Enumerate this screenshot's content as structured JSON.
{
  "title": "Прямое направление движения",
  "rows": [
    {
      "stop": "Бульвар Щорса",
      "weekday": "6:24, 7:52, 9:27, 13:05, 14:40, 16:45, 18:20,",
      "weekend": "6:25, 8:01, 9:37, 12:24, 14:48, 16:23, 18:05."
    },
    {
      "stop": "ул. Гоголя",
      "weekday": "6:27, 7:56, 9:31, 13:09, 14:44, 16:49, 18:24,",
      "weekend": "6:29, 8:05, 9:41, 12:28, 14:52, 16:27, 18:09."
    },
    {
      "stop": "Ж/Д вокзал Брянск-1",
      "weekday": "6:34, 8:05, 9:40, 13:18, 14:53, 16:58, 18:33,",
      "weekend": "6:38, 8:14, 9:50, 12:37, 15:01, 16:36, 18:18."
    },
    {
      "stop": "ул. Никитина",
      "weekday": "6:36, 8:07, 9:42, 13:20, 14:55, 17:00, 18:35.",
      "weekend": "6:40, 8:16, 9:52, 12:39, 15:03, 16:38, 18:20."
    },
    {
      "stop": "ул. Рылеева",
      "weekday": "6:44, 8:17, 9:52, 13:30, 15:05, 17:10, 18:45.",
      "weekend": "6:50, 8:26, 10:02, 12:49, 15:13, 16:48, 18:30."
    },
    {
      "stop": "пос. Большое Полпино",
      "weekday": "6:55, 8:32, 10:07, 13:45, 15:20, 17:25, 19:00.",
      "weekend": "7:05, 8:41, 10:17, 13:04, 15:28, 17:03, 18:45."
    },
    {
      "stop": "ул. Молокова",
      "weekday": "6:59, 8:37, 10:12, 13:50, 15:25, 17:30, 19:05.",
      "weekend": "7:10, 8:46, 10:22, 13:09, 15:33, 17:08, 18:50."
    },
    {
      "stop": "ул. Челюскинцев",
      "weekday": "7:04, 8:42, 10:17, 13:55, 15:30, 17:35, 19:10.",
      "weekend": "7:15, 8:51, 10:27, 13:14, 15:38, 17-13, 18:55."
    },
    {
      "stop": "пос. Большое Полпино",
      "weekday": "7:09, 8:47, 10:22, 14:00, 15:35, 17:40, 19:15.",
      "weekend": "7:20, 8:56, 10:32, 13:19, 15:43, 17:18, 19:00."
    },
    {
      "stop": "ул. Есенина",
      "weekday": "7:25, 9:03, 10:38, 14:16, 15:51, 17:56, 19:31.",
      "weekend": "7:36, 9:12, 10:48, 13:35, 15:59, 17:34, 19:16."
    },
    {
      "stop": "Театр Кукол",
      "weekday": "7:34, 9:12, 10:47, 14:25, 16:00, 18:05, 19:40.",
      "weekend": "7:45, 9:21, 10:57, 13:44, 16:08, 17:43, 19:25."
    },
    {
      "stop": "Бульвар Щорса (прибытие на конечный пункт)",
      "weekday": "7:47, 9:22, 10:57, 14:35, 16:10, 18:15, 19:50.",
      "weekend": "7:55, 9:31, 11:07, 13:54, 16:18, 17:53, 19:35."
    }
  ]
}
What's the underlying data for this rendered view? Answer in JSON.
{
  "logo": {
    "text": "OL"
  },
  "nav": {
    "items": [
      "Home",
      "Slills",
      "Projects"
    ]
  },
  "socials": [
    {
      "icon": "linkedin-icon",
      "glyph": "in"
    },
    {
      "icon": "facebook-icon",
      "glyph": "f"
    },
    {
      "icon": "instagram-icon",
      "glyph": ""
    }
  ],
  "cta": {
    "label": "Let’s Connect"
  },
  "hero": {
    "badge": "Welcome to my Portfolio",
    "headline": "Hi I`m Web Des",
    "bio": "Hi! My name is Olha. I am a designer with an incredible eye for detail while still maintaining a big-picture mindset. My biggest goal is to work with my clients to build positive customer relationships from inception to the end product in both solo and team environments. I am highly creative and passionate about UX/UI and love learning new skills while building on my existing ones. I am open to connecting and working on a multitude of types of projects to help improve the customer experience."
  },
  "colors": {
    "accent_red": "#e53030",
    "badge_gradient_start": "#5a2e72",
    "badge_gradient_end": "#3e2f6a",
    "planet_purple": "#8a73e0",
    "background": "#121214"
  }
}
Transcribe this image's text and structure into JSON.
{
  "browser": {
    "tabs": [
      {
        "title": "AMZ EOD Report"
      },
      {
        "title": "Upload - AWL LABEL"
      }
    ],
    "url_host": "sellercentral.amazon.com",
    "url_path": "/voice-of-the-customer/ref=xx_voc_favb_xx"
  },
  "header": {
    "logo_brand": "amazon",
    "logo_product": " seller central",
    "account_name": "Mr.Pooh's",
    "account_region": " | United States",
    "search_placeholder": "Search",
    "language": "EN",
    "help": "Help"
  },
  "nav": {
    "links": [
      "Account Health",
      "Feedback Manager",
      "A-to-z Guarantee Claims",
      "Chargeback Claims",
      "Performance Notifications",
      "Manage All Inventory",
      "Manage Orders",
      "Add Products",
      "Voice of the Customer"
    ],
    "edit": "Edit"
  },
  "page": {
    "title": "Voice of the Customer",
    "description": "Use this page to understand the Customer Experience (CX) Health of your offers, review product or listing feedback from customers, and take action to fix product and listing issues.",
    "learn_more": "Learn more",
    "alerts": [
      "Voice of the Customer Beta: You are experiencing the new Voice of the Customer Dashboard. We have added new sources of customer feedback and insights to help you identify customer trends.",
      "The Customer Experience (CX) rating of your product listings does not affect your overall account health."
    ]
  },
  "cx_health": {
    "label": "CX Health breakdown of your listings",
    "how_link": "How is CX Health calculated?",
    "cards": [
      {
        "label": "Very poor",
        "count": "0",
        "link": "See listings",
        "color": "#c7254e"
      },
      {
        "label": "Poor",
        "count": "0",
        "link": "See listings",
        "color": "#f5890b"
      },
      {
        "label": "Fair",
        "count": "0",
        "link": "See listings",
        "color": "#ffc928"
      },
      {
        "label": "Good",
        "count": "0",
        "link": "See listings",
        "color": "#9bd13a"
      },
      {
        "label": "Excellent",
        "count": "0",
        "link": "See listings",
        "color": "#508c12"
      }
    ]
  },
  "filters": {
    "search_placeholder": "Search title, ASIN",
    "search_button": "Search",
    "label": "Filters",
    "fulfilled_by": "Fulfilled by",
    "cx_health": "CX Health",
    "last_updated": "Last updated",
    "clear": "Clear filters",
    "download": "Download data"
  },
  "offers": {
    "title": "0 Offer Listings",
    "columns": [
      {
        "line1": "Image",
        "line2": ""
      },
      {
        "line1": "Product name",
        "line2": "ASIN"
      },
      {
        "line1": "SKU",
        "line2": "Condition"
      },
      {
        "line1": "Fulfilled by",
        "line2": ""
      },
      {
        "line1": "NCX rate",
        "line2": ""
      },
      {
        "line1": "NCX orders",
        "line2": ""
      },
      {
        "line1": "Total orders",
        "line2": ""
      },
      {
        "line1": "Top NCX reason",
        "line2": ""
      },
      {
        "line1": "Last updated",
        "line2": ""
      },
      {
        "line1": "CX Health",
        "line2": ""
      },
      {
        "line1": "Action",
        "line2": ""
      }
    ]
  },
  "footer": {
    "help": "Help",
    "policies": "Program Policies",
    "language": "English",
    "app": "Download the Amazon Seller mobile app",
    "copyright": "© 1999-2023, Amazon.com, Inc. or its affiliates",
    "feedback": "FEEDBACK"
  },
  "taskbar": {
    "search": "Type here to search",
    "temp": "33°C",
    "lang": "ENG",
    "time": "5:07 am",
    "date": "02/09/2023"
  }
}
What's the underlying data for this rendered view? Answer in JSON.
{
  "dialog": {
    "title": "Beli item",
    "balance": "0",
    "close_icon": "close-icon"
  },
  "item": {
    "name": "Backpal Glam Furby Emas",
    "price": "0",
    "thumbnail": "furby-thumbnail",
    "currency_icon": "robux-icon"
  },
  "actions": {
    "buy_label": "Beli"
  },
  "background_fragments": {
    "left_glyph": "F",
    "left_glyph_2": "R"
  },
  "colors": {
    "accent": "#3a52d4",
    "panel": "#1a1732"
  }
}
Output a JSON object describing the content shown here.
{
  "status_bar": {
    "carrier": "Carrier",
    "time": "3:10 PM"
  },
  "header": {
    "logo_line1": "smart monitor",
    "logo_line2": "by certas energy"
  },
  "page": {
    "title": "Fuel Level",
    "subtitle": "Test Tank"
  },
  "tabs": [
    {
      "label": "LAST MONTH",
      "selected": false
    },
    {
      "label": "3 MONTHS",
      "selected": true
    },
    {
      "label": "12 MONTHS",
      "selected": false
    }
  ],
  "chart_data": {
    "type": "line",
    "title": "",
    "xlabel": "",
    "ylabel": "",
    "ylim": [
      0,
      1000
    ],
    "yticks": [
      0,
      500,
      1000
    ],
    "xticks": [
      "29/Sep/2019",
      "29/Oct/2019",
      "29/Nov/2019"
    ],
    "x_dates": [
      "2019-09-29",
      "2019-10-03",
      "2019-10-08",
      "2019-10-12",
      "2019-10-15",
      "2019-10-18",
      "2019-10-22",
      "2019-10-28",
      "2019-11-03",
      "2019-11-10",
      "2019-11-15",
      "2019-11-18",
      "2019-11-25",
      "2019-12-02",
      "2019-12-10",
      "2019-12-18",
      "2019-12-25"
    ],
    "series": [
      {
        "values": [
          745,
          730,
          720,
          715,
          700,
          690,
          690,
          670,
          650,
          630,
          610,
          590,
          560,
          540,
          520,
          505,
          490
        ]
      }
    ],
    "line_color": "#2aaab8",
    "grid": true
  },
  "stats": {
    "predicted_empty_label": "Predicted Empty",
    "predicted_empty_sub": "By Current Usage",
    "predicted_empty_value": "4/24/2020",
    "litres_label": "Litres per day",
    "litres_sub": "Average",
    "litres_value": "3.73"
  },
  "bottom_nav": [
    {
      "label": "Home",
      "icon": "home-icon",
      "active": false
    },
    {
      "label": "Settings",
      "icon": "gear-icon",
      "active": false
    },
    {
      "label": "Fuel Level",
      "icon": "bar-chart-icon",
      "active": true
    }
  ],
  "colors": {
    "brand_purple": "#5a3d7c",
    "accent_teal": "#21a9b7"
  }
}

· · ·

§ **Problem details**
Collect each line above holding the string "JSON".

§ **Solution for this exercise**
Enumerate this screenshot's content as structured JSON.
What's the underlying data for this rendered view? Answer in JSON.
Transcribe this image's text and structure into JSON.
What's the underlying data for this rendered view? Answer in JSON.
Output a JSON object describing the content shown here.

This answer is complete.